Exercise prompt: Filter this material down to the lines that contain the string "label", and return those lines.

[[ Data provided open ]]

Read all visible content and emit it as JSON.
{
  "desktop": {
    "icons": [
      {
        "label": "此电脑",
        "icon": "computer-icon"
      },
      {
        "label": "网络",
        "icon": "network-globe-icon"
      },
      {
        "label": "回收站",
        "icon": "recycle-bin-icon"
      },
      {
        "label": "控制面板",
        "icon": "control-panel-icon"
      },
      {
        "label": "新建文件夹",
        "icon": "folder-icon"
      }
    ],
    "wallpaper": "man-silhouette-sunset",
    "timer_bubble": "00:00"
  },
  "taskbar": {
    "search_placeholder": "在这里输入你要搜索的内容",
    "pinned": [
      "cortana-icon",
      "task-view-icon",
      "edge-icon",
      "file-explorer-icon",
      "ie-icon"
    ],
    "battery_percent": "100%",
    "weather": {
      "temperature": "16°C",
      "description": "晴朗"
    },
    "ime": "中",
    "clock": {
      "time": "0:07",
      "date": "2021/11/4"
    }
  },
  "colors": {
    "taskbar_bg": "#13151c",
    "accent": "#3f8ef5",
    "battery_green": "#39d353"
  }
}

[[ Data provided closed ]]

Solution to this problem:
        "label": "此电脑",
        "label": "网络",
        "label": "回收站",
        "label": "控制面板",
        "label": "新建文件夹",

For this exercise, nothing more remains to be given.